● **TASK DETAILS**:
Every record below needs to be retyped exactly as it appears.

● **App and web page records**:
────────────────────────────────────────

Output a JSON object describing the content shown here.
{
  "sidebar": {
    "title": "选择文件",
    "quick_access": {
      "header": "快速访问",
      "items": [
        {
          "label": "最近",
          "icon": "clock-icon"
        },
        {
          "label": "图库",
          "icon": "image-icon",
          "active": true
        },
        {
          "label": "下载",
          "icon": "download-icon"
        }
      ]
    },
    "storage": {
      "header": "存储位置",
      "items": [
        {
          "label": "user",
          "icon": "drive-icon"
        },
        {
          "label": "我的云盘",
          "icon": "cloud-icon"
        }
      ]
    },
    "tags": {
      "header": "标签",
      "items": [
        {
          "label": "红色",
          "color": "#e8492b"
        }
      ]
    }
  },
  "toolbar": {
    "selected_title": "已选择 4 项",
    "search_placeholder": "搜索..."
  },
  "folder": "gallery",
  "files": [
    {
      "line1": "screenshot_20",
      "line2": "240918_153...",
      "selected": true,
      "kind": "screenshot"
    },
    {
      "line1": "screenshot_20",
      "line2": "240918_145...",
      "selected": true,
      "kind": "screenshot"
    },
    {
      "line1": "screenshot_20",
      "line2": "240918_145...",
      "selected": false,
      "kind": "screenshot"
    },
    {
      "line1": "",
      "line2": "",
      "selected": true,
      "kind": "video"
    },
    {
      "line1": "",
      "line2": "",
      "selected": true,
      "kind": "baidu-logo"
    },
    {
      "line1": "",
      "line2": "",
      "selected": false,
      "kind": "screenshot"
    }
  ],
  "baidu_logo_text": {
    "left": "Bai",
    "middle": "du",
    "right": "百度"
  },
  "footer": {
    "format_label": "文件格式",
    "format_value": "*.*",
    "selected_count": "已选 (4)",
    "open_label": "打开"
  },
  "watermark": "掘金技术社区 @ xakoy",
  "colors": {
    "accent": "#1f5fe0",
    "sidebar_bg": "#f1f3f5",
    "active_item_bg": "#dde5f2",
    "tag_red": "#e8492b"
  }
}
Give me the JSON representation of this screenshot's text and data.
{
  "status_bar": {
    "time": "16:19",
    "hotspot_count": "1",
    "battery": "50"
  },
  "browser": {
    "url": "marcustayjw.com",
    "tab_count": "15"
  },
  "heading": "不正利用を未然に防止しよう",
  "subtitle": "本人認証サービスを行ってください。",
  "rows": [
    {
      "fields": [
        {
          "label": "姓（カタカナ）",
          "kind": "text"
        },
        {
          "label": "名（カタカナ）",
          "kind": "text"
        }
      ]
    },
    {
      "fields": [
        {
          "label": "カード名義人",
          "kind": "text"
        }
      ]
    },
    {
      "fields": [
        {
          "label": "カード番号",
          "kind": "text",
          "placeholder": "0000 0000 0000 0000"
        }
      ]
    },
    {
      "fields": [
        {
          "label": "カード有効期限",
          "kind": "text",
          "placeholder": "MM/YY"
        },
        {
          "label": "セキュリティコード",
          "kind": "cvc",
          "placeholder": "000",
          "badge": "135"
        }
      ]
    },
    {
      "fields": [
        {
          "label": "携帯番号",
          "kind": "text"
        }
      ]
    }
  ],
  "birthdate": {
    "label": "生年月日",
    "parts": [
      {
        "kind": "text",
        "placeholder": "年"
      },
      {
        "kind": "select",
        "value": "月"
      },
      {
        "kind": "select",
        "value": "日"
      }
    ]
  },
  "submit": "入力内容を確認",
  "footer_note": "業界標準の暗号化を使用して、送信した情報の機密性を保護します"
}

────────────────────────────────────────

● **OUTPUT BELOW**:
Output a JSON object describing the content shown here.
{
  "sidebar": {
    "title": "选择文件",
    "quick_access": {
      "header": "快速访问",
      "items": [
        {
          "label": "最近",
          "icon": "clock-icon"
        },
        {
          "label": "图库",
          "icon": "image-icon",
          "active": true
        },
        {
          "label": "下载",
          "icon": "download-icon"
        }
      ]
    },
    "storage": {
      "header": "存储位置",
      "items": [
        {
          "label": "user",
          "icon": "drive-icon"
        },
        {
          "label": "我的云盘",
          "icon": "cloud-icon"
        }
      ]
    },
    "tags": {
      "header": "标签",
      "items": [
        {
          "label": "红色",
          "color": "#e8492b"
        }
      ]
    }
  },
  "toolbar": {
    "selected_title": "已选择 4 项",
    "search_placeholder": "搜索..."
  },
  "folder": "gallery",
  "files": [
    {
      "line1": "screenshot_20",
      "line2": "240918_153...",
      "selected": true,
      "kind": "screenshot"
    },
    {
      "line1": "screenshot_20",
      "line2": "240918_145...",
      "selected": true,
      "kind": "screenshot"
    },
    {
      "line1": "screenshot_20",
      "line2": "240918_145...",
      "selected": false,
      "kind": "screenshot"
    },
    {
      "line1": "",
      "line2": "",
      "selected": true,
      "kind": "video"
    },
    {
      "line1": "",
      "line2": "",
      "selected": true,
      "kind": "baidu-logo"
    },
    {
      "line1": "",
      "line2": "",
      "selected": false,
      "kind": "screenshot"
    }
  ],
  "baidu_logo_text": {
    "left": "Bai",
    "middle": "du",
    "right": "百度"
  },
  "footer": {
    "format_label": "文件格式",
    "format_value": "*.*",
    "selected_count": "已选 (4)",
    "open_label": "打开"
  },
  "watermark": "掘金技术社区 @ xakoy",
  "colors": {
    "accent": "#1f5fe0",
    "sidebar_bg": "#f1f3f5",
    "active_item_bg": "#dde5f2",
    "tag_red": "#e8492b"
  }
}
Give me the JSON representation of this screenshot's text and data.
{
  "status_bar": {
    "time": "16:19",
    "hotspot_count": "1",
    "battery": "50"
  },
  "browser": {
    "url": "marcustayjw.com",
    "tab_count": "15"
  },
  "heading": "不正利用を未然に防止しよう",
  "subtitle": "本人認証サービスを行ってください。",
  "rows": [
    {
      "fields": [
        {
          "label": "姓（カタカナ）",
          "kind": "text"
        },
        {
          "label": "名（カタカナ）",
          "kind": "text"
        }
      ]
    },
    {
      "fields": [
        {
          "label": "カード名義人",
          "kind": "text"
        }
      ]
    },
    {
      "fields": [
        {
          "label": "カード番号",
          "kind": "text",
          "placeholder": "0000 0000 0000 0000"
        }
      ]
    },
    {
      "fields": [
        {
          "label": "カード有効期限",
          "kind": "text",
          "placeholder": "MM/YY"
        },
        {
          "label": "セキュリティコード",
          "kind": "cvc",
          "placeholder": "000",
          "badge": "135"
        }
      ]
    },
    {
      "fields": [
        {
          "label": "携帯番号",
          "kind": "text"
        }
      ]
    }
  ],
  "birthdate": {
    "label": "生年月日",
    "parts": [
      {
        "kind": "text",
        "placeholder": "年"
      },
      {
        "kind": "select",
        "value": "月"
      },
      {
        "kind": "select",
        "value": "日"
      }
    ]
  },
  "submit": "入力内容を確認",
  "footer_note": "業界標準の暗号化を使用して、送信した情報の機密性を保護します"
}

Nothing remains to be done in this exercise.